The New York Times pointed out that the redesigned headquarters would still be twice the height of its neighboring buildings. Even so, former critics are pleased with LG’s new plans, which will likely bring the top floor or roof flush with the treetops. HOK has reworked the design, expanding the length of the building to include a 5-story north wing and a 3-story south wing. The firm is seeking LEED Platinum certification for the complex, and has also pledged to employ special lighting to safeguard migratory birds and other design features to “reduce the visual impact while retaining the scale of the complex as home for LG’s growing US business,” said HOK in a statement.
“The new design integrates LG’s aspirations to build a world-class, sustainable headquarters in a park-like setting below the tree line of the historic Palisades,” said Ken Drucker, design principal at HOK’s New York office. “The viewshed from the Hudson River and New York will not be impacted and the surrounding area of the 27-acre site will be reforested.”
While this first battle has been won, the NRDC will now focus its efforts now on state legislation “to limit development in towns along the New Jersey portion of the Hudson River Palisades to low-rise buildings,” explained Mark Izeman, director and senior attorney at NRDC, in a post on the organization’s website.

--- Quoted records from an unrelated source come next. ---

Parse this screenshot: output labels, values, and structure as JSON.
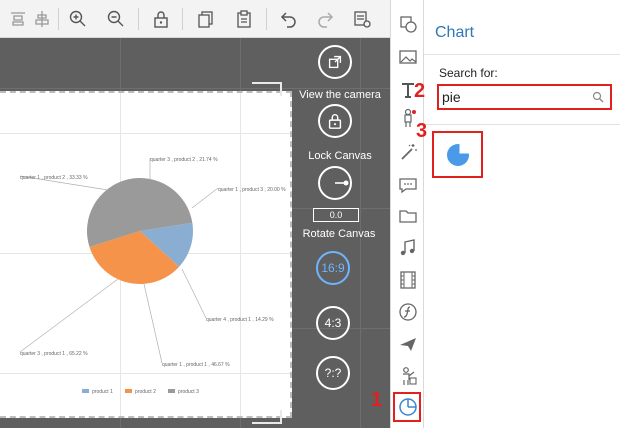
{
  "toolbar": {
    "buttons": [
      "align-top-icon",
      "align-center-icon",
      "zoom-in-icon",
      "zoom-out-icon",
      "lock-icon",
      "copy-icon",
      "paste-icon",
      "undo-icon",
      "redo-icon",
      "properties-icon"
    ]
  },
  "camera": {
    "view_label": "View the camera",
    "lock_label": "Lock Canvas",
    "rotate_value": "0.0",
    "rotate_label": "Rotate Canvas",
    "ratio_16_9": "16:9",
    "ratio_4_3": "4:3",
    "ratio_custom": "?:?"
  },
  "strip": {
    "icons": [
      "shapes-icon",
      "image-icon",
      "text-icon",
      "character-icon",
      "magic-wand-icon",
      "speech-bubble-icon",
      "folder-icon",
      "music-icon",
      "video-icon",
      "formula-icon",
      "airplane-icon",
      "presenter-icon",
      "chart-icon"
    ]
  },
  "panel": {
    "title": "Chart",
    "search_label": "Search for:",
    "search_value": "pie",
    "result_icon": "pie-chart-icon"
  },
  "markers": {
    "m1": "1",
    "m2": "2",
    "m3": "3"
  },
  "colors": {
    "accent": "#2f77b8",
    "highlight": "#e12020",
    "product1": "#8aaed2",
    "product2": "#f5934a",
    "product3": "#9a9a9a"
  },
  "chart_data": {
    "type": "pie",
    "labels": [
      "quarter 3 , product 2 , 21.74 %",
      "quarter 1 , product 3 , 20.00 %",
      "quarter 1 , product 2 , 33.33 %",
      "quarter 4 , product 1 , 14.29 %",
      "quarter 1 , product 1 , 46.67 %",
      "quarter 3 , product 1 , 65.22 %"
    ],
    "legend": [
      "product 1",
      "product 2",
      "product 3"
    ],
    "slices": [
      {
        "series": "product 1",
        "value": 14.29
      },
      {
        "series": "product 2",
        "value": 33.33
      },
      {
        "series": "product 3",
        "value": 52.38
      }
    ]
  }
}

“If enacted, this bill would put in more permanent protection for the Palisades and help prevent the type of local zoning battle that took place in Englewood Cliff,” said Izeman.